President Barack Obama is due back in Washington early Thursday for a final effort to negotiate a deal with Congress to avert or at least postpone the "fiscal cliff" of tax increases and government spending cuts set to begin next week.
No specific bill dealing with the cliff was on the schedule of either the U.S. Senate or House of Representatives, which are expected to return on Thursday after the holiday break. Investors are closely watching the talks, concerned that going over the cliff could throw the economy into recession.
Aides and members of Congress have said that a modest, last-minute measure to avoid the spending cuts and most of the tax hikes could pass the Democratic-controlled Senate if Republicans agree not use a procedural roadblock known as a filibuster, a commitment that Senate Republican leader Mitch McConnell has so far not made.

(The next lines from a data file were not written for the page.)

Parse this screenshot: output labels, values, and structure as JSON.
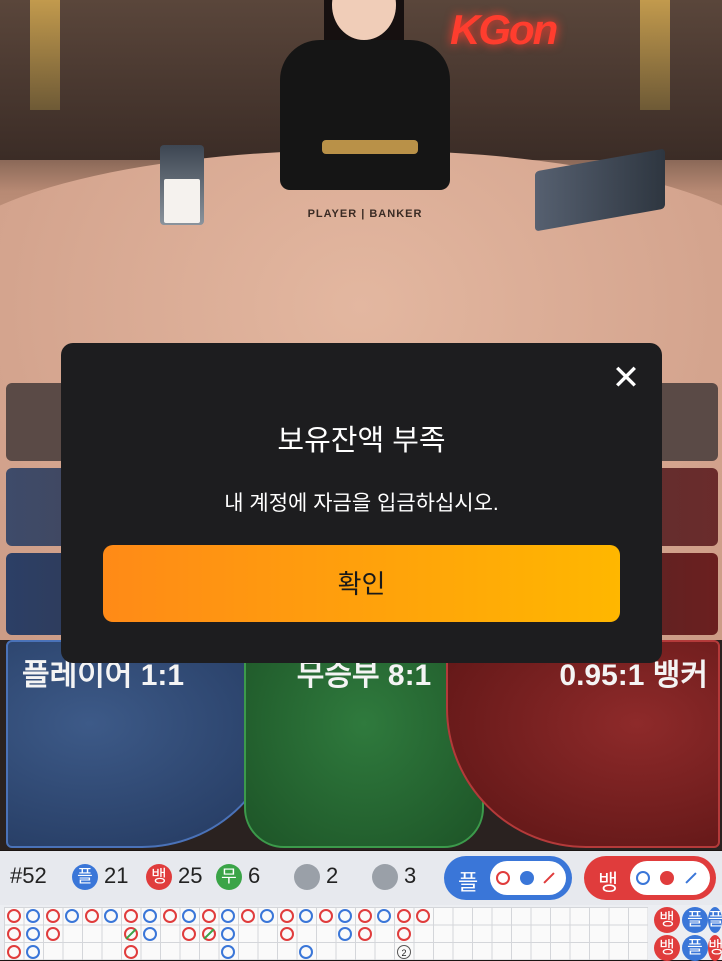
{
  "table": {
    "label": "PLAYER | BANKER",
    "brand": "KGon"
  },
  "bets": {
    "player": "플레이어 1:1",
    "tie": "무승부 8:1",
    "banker": "0.95:1 뱅커"
  },
  "modal": {
    "title": "보유잔액 부족",
    "message": "내 계정에 자금을 입금하십시오.",
    "confirm": "확인",
    "close": "✕"
  },
  "scoreboard": {
    "round": "#52",
    "player_label": "플",
    "player_count": "21",
    "banker_label": "뱅",
    "banker_count": "25",
    "tie_label": "무",
    "tie_count": "6",
    "player_pair_count": "2",
    "banker_pair_count": "3",
    "ask_player": "플",
    "ask_banker": "뱅",
    "pair_marker": "2",
    "side_tags": [
      "뱅",
      "플",
      "플",
      "뱅",
      "플",
      "뱅"
    ]
  },
  "colors": {
    "player": "#3a76d8",
    "banker": "#e03c3c",
    "tie": "#3aa447",
    "confirm_start": "#ff8a17",
    "confirm_end": "#ffb700"
  }
}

But to win approval in the Republican-controlled House of any bill that raises taxes on anyone, a rare bipartisan vote would be required. All 191 Democrats would have to team with up with at least 26 Republicans to get a majority if the bill included tax hikes on the wealthiest Americans, as Obama is demanding.
Some of those votes could conceivably come from among the 34 Republican members who are either retiring or were defeated in the November elections and no longer have to worry about the political fallout.

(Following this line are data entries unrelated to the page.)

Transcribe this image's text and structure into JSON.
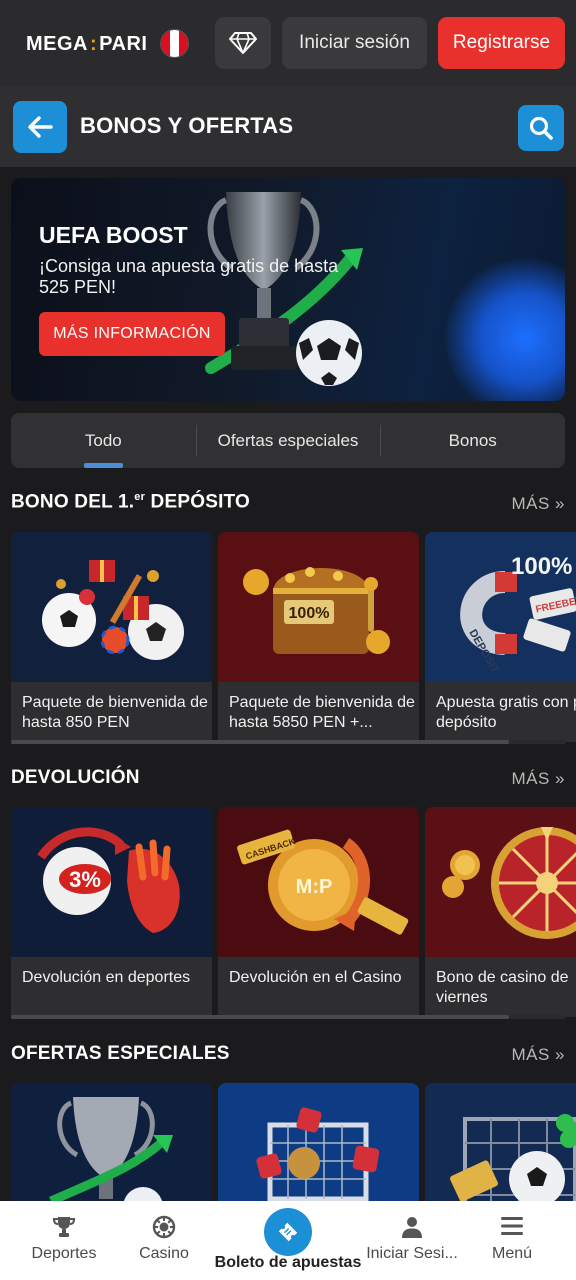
{
  "header": {
    "logo_left": "MEGA",
    "logo_colon": ":",
    "logo_right": "PARI",
    "login_label": "Iniciar sesión",
    "register_label": "Registrarse"
  },
  "titlebar": {
    "title": "BONOS Y OFERTAS"
  },
  "banner": {
    "title": "UEFA BOOST",
    "text": "¡Consiga una apuesta gratis de hasta 525 PEN!",
    "button": "MÁS INFORMACIÓN"
  },
  "tabs": [
    {
      "label": "Todo",
      "active": true
    },
    {
      "label": "Ofertas especiales",
      "active": false
    },
    {
      "label": "Bonos",
      "active": false
    }
  ],
  "sections": [
    {
      "title": "BONO DEL 1.",
      "title_sup": "er",
      "title_rest": " DEPÓSITO",
      "more": "MÁS »",
      "cards": [
        {
          "text": "Paquete de bienvenida de hasta 850 PEN"
        },
        {
          "text": "Paquete de bienvenida de hasta 5850 PEN +..."
        },
        {
          "text": "Apuesta gratis con primer depósito"
        }
      ]
    },
    {
      "title": "DEVOLUCIÓN",
      "more": "MÁS »",
      "cards": [
        {
          "text": "Devolución en deportes"
        },
        {
          "text": "Devolución en el Casino"
        },
        {
          "text": "Bono de casino de viernes"
        }
      ]
    },
    {
      "title": "OFERTAS ESPECIALES",
      "more": "MÁS »",
      "cards": [
        {
          "text": ""
        },
        {
          "text": ""
        },
        {
          "text": ""
        }
      ]
    }
  ],
  "art_text": {
    "chest_badge": "100%",
    "percent_badge": "3%",
    "magnet_badge": "100%",
    "magnet_label": "DEPOSIT",
    "freebet": "FREEBET",
    "cashback": "CASHBACK",
    "coin_mark": "M:P"
  },
  "bottom_nav": [
    {
      "label": "Deportes",
      "icon": "trophy-icon"
    },
    {
      "label": "Casino",
      "icon": "casino-chip-icon"
    },
    {
      "label": "Boleto de apuestas",
      "icon": "ticket-icon"
    },
    {
      "label": "Iniciar Sesi...",
      "icon": "user-icon"
    },
    {
      "label": "Menú",
      "icon": "menu-icon"
    }
  ],
  "colors": {
    "accent_red": "#e8302c",
    "accent_blue": "#1d8fd6",
    "background": "#1b1b1d",
    "logo_colon": "#f2a20a"
  }
}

In the alternative, Congress could let income taxes go up on everyone as now scheduled and then during the first week of January, scramble and get a quick deal to cut them back except for the highest brackets, along with a measure putting off the $109 billion in automatic spending cuts that most lawmakers want to avoid.
Once the clock ticks past midnight on Dec. 31, no member of Congress would have to vote for a tax increase on anyone - taxes would have risen automatically - and the only votes would be to decrease tax rates for most Americans back to their 2012 levels.
Obama and congressional lawmakers left Washington on Friday for the Christmas holiday with talks to avert the fiscal cliff in limbo.
Obama is expected to turn to a trusted Democratic ally, Senate Majority Leader Harry Reid, to help craft a quick deal.
White House aides began discussing details of the year-end budget measure with Senate Democratic counterparts early this week, a senior administration official said on Monday